## Requirement
In your copy of the listing below, reproduce each word exactly and include no pictures.
--- The records ---
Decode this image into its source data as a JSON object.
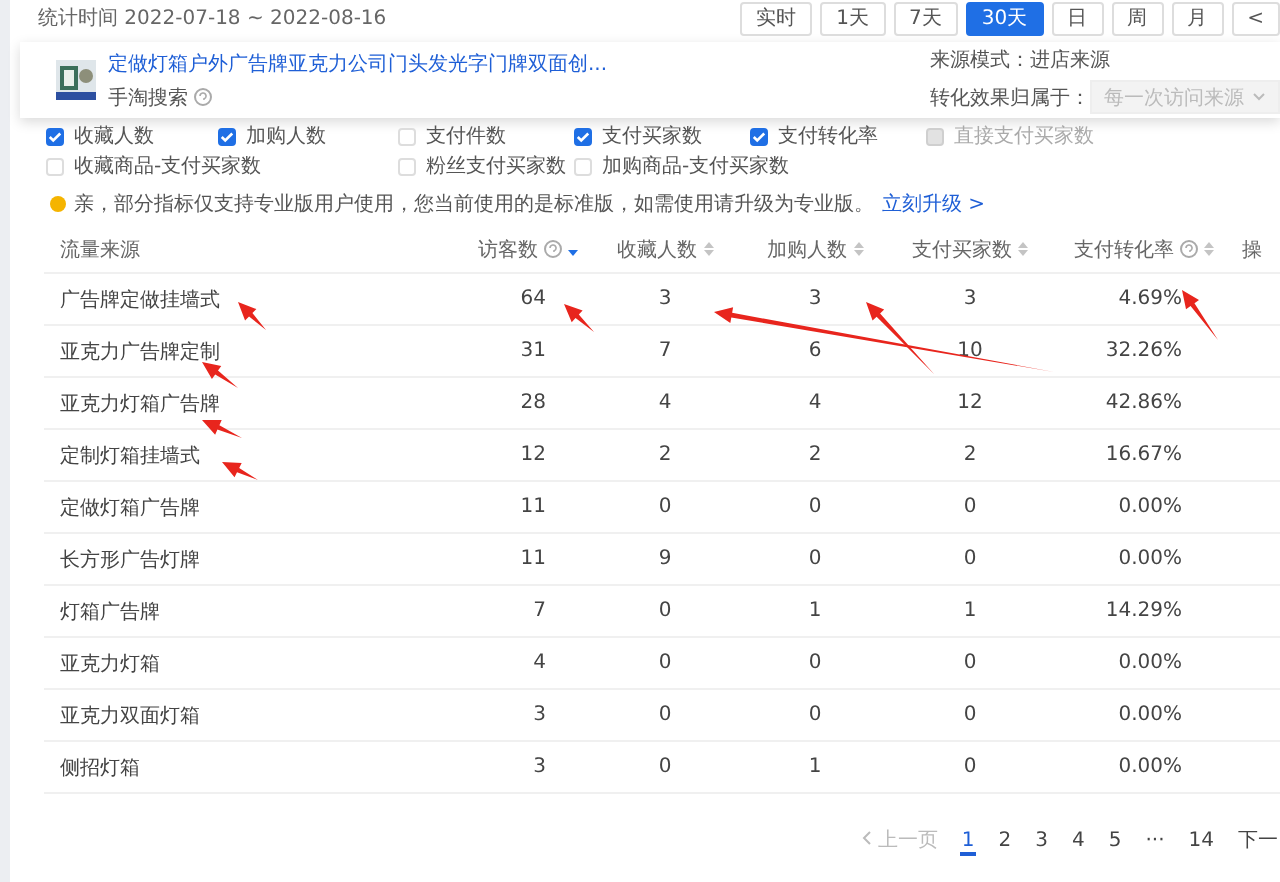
{
  "header": {
    "date_range": "统计时间 2022-07-18 ~ 2022-08-16",
    "periods": [
      {
        "label": "实时",
        "selected": false
      },
      {
        "label": "1天",
        "selected": false
      },
      {
        "label": "7天",
        "selected": false
      },
      {
        "label": "30天",
        "selected": true
      },
      {
        "label": "日",
        "selected": false
      },
      {
        "label": "周",
        "selected": false
      },
      {
        "label": "月",
        "selected": false
      },
      {
        "label": "<",
        "selected": false
      }
    ]
  },
  "product_card": {
    "title": "定做灯箱户外广告牌亚克力公司门头发光字门牌双面创...",
    "source": "手淘搜索",
    "mode": "来源模式：进店来源",
    "attribution_label": "转化效果归属于：",
    "attribution_select": {
      "value": "每一次访问来源",
      "disabled": true
    }
  },
  "metrics_row_1": [
    {
      "label": "收藏人数",
      "checked": true,
      "disabled": false
    },
    {
      "label": "加购人数",
      "checked": true,
      "disabled": false
    },
    {
      "label": "支付件数",
      "checked": false,
      "disabled": false
    },
    {
      "label": "支付买家数",
      "checked": true,
      "disabled": false
    },
    {
      "label": "支付转化率",
      "checked": true,
      "disabled": false
    },
    {
      "label": "直接支付买家数",
      "checked": false,
      "disabled": true
    }
  ],
  "metrics_row_2": [
    {
      "label": "收藏商品-支付买家数",
      "checked": false,
      "disabled": false
    },
    {
      "label": "粉丝支付买家数",
      "checked": false,
      "disabled": false
    },
    {
      "label": "加购商品-支付买家数",
      "checked": false,
      "disabled": false
    }
  ],
  "notice": {
    "text": "亲，部分指标仅支持专业版用户使用，您当前使用的是标准版，如需使用请升级为专业版。",
    "link": "立刻升级 >"
  },
  "table": {
    "columns": [
      {
        "label": "流量来源",
        "kind": "plain"
      },
      {
        "label": "访客数",
        "kind": "help-sortable",
        "sorted": true
      },
      {
        "label": "收藏人数",
        "kind": "sortable",
        "sorted": false
      },
      {
        "label": "加购人数",
        "kind": "sortable",
        "sorted": false
      },
      {
        "label": "支付买家数",
        "kind": "sortable",
        "sorted": false
      },
      {
        "label": "支付转化率",
        "kind": "help-sortable",
        "sorted": false
      },
      {
        "label": "操",
        "kind": "plain"
      }
    ],
    "rows": [
      [
        "广告牌定做挂墙式",
        "64",
        "3",
        "3",
        "3",
        "4.69%"
      ],
      [
        "亚克力广告牌定制",
        "31",
        "7",
        "6",
        "10",
        "32.26%"
      ],
      [
        "亚克力灯箱广告牌",
        "28",
        "4",
        "4",
        "12",
        "42.86%"
      ],
      [
        "定制灯箱挂墙式",
        "12",
        "2",
        "2",
        "2",
        "16.67%"
      ],
      [
        "定做灯箱广告牌",
        "11",
        "0",
        "0",
        "0",
        "0.00%"
      ],
      [
        "长方形广告灯牌",
        "11",
        "9",
        "0",
        "0",
        "0.00%"
      ],
      [
        "灯箱广告牌",
        "7",
        "0",
        "1",
        "1",
        "14.29%"
      ],
      [
        "亚克力灯箱",
        "4",
        "0",
        "0",
        "0",
        "0.00%"
      ],
      [
        "亚克力双面灯箱",
        "3",
        "0",
        "0",
        "0",
        "0.00%"
      ],
      [
        "侧招灯箱",
        "3",
        "0",
        "1",
        "0",
        "0.00%"
      ]
    ]
  },
  "pagination": {
    "prev": {
      "label": "上一页",
      "disabled": true
    },
    "pages": [
      {
        "label": "1",
        "selected": true
      },
      {
        "label": "2",
        "selected": false
      },
      {
        "label": "3",
        "selected": false
      },
      {
        "label": "4",
        "selected": false
      },
      {
        "label": "5",
        "selected": false
      },
      {
        "label": "···",
        "selected": false
      },
      {
        "label": "14",
        "selected": false
      }
    ],
    "next": {
      "label": "下一",
      "disabled": false
    }
  }
}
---
## Finished task
Decode this image into its source data as a JSON object.
{
  "header": {
    "date_range": "统计时间 2022-07-18 ~ 2022-08-16",
    "periods": [
      {
        "label": "实时",
        "selected": false
      },
      {
        "label": "1天",
        "selected": false
      },
      {
        "label": "7天",
        "selected": false
      },
      {
        "label": "30天",
        "selected": true
      },
      {
        "label": "日",
        "selected": false
      },
      {
        "label": "周",
        "selected": false
      },
      {
        "label": "月",
        "selected": false
      },
      {
        "label": "<",
        "selected": false
      }
    ]
  },
  "product_card": {
    "title": "定做灯箱户外广告牌亚克力公司门头发光字门牌双面创...",
    "source": "手淘搜索",
    "mode": "来源模式：进店来源",
    "attribution_label": "转化效果归属于：",
    "attribution_select": {
      "value": "每一次访问来源",
      "disabled": true
    }
  },
  "metrics_row_1": [
    {
      "label": "收藏人数",
      "checked": true,
      "disabled": false
    },
    {
      "label": "加购人数",
      "checked": true,
      "disabled": false
    },
    {
      "label": "支付件数",
      "checked": false,
      "disabled": false
    },
    {
      "label": "支付买家数",
      "checked": true,
      "disabled": false
    },
    {
      "label": "支付转化率",
      "checked": true,
      "disabled": false
    },
    {
      "label": "直接支付买家数",
      "checked": false,
      "disabled": true
    }
  ],
  "metrics_row_2": [
    {
      "label": "收藏商品-支付买家数",
      "checked": false,
      "disabled": false
    },
    {
      "label": "粉丝支付买家数",
      "checked": false,
      "disabled": false
    },
    {
      "label": "加购商品-支付买家数",
      "checked": false,
      "disabled": false
    }
  ],
  "notice": {
    "text": "亲，部分指标仅支持专业版用户使用，您当前使用的是标准版，如需使用请升级为专业版。",
    "link": "立刻升级 >"
  },
  "table": {
    "columns": [
      {
        "label": "流量来源",
        "kind": "plain"
      },
      {
        "label": "访客数",
        "kind": "help-sortable",
        "sorted": true
      },
      {
        "label": "收藏人数",
        "kind": "sortable",
        "sorted": false
      },
      {
        "label": "加购人数",
        "kind": "sortable",
        "sorted": false
      },
      {
        "label": "支付买家数",
        "kind": "sortable",
        "sorted": false
      },
      {
        "label": "支付转化率",
        "kind": "help-sortable",
        "sorted": false
      },
      {
        "label": "操",
        "kind": "plain"
      }
    ],
    "rows": [
      [
        "广告牌定做挂墙式",
        "64",
        "3",
        "3",
        "3",
        "4.69%"
      ],
      [
        "亚克力广告牌定制",
        "31",
        "7",
        "6",
        "10",
        "32.26%"
      ],
      [
        "亚克力灯箱广告牌",
        "28",
        "4",
        "4",
        "12",
        "42.86%"
      ],
      [
        "定制灯箱挂墙式",
        "12",
        "2",
        "2",
        "2",
        "16.67%"
      ],
      [
        "定做灯箱广告牌",
        "11",
        "0",
        "0",
        "0",
        "0.00%"
      ],
      [
        "长方形广告灯牌",
        "11",
        "9",
        "0",
        "0",
        "0.00%"
      ],
      [
        "灯箱广告牌",
        "7",
        "0",
        "1",
        "1",
        "14.29%"
      ],
      [
        "亚克力灯箱",
        "4",
        "0",
        "0",
        "0",
        "0.00%"
      ],
      [
        "亚克力双面灯箱",
        "3",
        "0",
        "0",
        "0",
        "0.00%"
      ],
      [
        "侧招灯箱",
        "3",
        "0",
        "1",
        "0",
        "0.00%"
      ]
    ]
  },
  "pagination": {
    "prev": {
      "label": "上一页",
      "disabled": true
    },
    "pages": [
      {
        "label": "1",
        "selected": true
      },
      {
        "label": "2",
        "selected": false
      },
      {
        "label": "3",
        "selected": false
      },
      {
        "label": "4",
        "selected": false
      },
      {
        "label": "5",
        "selected": false
      },
      {
        "label": "···",
        "selected": false
      },
      {
        "label": "14",
        "selected": false
      }
    ],
    "next": {
      "label": "下一",
      "disabled": false
    }
  }
}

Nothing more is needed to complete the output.